- About this exercise:
Below are the records; restate all of them word for word.

### Source records

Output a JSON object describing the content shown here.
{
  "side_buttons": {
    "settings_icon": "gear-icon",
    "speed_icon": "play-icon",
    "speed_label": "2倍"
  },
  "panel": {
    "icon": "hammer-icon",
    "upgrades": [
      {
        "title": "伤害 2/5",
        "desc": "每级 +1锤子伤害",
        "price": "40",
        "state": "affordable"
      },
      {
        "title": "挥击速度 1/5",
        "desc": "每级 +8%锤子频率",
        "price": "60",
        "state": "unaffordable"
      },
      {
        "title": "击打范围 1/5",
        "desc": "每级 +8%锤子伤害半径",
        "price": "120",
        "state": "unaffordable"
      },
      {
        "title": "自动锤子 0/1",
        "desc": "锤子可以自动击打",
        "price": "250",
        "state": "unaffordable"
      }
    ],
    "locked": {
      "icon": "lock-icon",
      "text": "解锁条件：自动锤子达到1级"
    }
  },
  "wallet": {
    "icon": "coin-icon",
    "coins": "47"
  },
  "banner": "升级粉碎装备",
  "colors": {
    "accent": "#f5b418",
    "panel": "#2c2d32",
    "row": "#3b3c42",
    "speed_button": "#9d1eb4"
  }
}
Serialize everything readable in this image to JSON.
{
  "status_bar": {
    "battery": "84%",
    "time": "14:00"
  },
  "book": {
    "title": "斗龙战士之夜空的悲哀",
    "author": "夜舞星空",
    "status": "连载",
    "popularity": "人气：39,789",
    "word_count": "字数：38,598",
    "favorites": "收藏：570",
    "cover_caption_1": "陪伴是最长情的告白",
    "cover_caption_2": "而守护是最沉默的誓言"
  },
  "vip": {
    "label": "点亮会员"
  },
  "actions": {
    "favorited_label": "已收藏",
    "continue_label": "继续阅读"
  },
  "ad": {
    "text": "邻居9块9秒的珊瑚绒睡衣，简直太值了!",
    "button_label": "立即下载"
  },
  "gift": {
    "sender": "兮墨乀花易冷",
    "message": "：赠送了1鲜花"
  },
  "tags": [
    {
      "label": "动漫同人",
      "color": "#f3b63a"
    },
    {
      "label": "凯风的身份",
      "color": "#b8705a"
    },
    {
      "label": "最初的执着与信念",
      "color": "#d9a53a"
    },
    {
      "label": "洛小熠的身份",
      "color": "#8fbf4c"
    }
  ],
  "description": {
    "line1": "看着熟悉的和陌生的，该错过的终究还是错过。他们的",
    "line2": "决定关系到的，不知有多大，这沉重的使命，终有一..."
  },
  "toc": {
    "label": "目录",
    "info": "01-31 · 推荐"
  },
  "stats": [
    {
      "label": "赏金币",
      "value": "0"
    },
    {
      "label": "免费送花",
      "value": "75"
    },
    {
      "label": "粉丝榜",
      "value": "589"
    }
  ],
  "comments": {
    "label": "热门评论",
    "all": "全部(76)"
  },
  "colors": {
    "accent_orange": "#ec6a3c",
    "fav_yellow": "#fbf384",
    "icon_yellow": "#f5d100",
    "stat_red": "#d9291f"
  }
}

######

- Written solution:
Output a JSON object describing the content shown here.
{
  "side_buttons": {
    "settings_icon": "gear-icon",
    "speed_icon": "play-icon",
    "speed_label": "2倍"
  },
  "panel": {
    "icon": "hammer-icon",
    "upgrades": [
      {
        "title": "伤害 2/5",
        "desc": "每级 +1锤子伤害",
        "price": "40",
        "state": "affordable"
      },
      {
        "title": "挥击速度 1/5",
        "desc": "每级 +8%锤子频率",
        "price": "60",
        "state": "unaffordable"
      },
      {
        "title": "击打范围 1/5",
        "desc": "每级 +8%锤子伤害半径",
        "price": "120",
        "state": "unaffordable"
      },
      {
        "title": "自动锤子 0/1",
        "desc": "锤子可以自动击打",
        "price": "250",
        "state": "unaffordable"
      }
    ],
    "locked": {
      "icon": "lock-icon",
      "text": "解锁条件：自动锤子达到1级"
    }
  },
  "wallet": {
    "icon": "coin-icon",
    "coins": "47"
  },
  "banner": "升级粉碎装备",
  "colors": {
    "accent": "#f5b418",
    "panel": "#2c2d32",
    "row": "#3b3c42",
    "speed_button": "#9d1eb4"
  }
}
Serialize everything readable in this image to JSON.
{
  "status_bar": {
    "battery": "84%",
    "time": "14:00"
  },
  "book": {
    "title": "斗龙战士之夜空的悲哀",
    "author": "夜舞星空",
    "status": "连载",
    "popularity": "人气：39,789",
    "word_count": "字数：38,598",
    "favorites": "收藏：570",
    "cover_caption_1": "陪伴是最长情的告白",
    "cover_caption_2": "而守护是最沉默的誓言"
  },
  "vip": {
    "label": "点亮会员"
  },
  "actions": {
    "favorited_label": "已收藏",
    "continue_label": "继续阅读"
  },
  "ad": {
    "text": "邻居9块9秒的珊瑚绒睡衣，简直太值了!",
    "button_label": "立即下载"
  },
  "gift": {
    "sender": "兮墨乀花易冷",
    "message": "：赠送了1鲜花"
  },
  "tags": [
    {
      "label": "动漫同人",
      "color": "#f3b63a"
    },
    {
      "label": "凯风的身份",
      "color": "#b8705a"
    },
    {
      "label": "最初的执着与信念",
      "color": "#d9a53a"
    },
    {
      "label": "洛小熠的身份",
      "color": "#8fbf4c"
    }
  ],
  "description": {
    "line1": "看着熟悉的和陌生的，该错过的终究还是错过。他们的",
    "line2": "决定关系到的，不知有多大，这沉重的使命，终有一..."
  },
  "toc": {
    "label": "目录",
    "info": "01-31 · 推荐"
  },
  "stats": [
    {
      "label": "赏金币",
      "value": "0"
    },
    {
      "label": "免费送花",
      "value": "75"
    },
    {
      "label": "粉丝榜",
      "value": "589"
    }
  ],
  "comments": {
    "label": "热门评论",
    "all": "全部(76)"
  },
  "colors": {
    "accent_orange": "#ec6a3c",
    "fav_yellow": "#fbf384",
    "icon_yellow": "#f5d100",
    "stat_red": "#d9291f"
  }
}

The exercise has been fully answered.